Once I started analysing all of this, it was one surprise after another. Why did I use the word yon for both ‘that’ and ‘those’? Why did I say yon book and yon books? Was yon plural or singular? Why did people north of the border ‘go the messages’ while people south of the border ‘did the shopping’? Was ‘going the messages’ some sort of domestic ritual from an era when there were no shops, before money was invented and when people bartered goods?
For a long time I made forays inside my own head. All the things I knew – and I never knew that I knew them! Just when I was slaving away at French, German and Latin, here was a language that had been bestowed on me – effortlessly and free.

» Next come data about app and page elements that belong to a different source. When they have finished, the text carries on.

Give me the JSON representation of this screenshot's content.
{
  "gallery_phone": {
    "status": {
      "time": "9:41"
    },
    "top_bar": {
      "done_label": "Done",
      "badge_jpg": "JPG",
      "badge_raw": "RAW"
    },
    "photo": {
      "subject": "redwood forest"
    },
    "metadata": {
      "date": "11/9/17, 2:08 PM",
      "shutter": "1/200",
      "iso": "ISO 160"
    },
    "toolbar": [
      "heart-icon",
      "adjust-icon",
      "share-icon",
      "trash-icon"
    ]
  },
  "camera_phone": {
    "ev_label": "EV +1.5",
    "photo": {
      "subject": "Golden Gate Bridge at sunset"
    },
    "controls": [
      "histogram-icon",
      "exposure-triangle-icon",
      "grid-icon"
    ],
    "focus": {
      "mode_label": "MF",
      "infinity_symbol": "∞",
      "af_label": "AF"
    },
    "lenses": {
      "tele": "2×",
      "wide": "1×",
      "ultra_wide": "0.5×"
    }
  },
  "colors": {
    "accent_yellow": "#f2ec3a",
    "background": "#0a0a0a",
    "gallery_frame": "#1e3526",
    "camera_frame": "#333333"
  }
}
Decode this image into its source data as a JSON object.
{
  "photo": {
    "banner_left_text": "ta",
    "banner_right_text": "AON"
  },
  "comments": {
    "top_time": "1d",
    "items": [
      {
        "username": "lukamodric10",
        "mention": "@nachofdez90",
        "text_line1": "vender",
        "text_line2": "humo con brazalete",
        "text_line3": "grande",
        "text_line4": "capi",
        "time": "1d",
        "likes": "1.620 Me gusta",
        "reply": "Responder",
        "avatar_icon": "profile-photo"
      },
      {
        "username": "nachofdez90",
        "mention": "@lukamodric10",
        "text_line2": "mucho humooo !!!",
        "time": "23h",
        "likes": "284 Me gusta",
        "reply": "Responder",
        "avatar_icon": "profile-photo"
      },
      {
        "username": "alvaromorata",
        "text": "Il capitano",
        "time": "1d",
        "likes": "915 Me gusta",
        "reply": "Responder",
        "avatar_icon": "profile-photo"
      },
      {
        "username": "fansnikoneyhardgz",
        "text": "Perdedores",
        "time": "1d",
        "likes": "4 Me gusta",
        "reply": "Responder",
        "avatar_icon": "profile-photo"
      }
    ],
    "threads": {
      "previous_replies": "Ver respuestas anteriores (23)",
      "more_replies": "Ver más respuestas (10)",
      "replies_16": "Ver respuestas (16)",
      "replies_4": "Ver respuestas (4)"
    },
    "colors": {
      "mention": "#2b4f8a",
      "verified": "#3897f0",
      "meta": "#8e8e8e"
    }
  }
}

Scots was certainly different from English, with its own influences from French brought over by the Stuart entourage. What other person in the English-speaking world would understand expressions such as Dinnae fash yersel (‘Don’t get angry’)? But a Frenchman would recognise se fâcher (‘to get angry’). The syntax and grammar of Scots and English might be largely – though not entirely – the same, but we had our own pronunciation and vocabulary. What I did was more than just speak a bit differently, I concluded: it was another language – anither leid, to put it in Scots. At first, I felt that calling myself bilingual took some stretch of the imagination, but to my surprise, it became official in 2001, when Scots was recognised as one of Britain’s regional languages.
Not that bilingualism is all that uncommon these days, of course. Most British cities have grown so multicultural that being bilingual is no longer exceptional. In the Gaelic Highlands and Islands and much of Wales, too, having two languages is nowadays a cause for pride, not shame, and even Cornwall and the Isle of Man are trying to revive their Celtic heritage. What all this means is that English, for all its world-language status, does not reign supreme in this linguistically not-so-United Kingdom of ours. The only parts where such a claim would be justified are the rural areas of England – the Conservative and pro-Brexit strongholds, to put it in political terms.
Which goes to show what monolingualism does to people.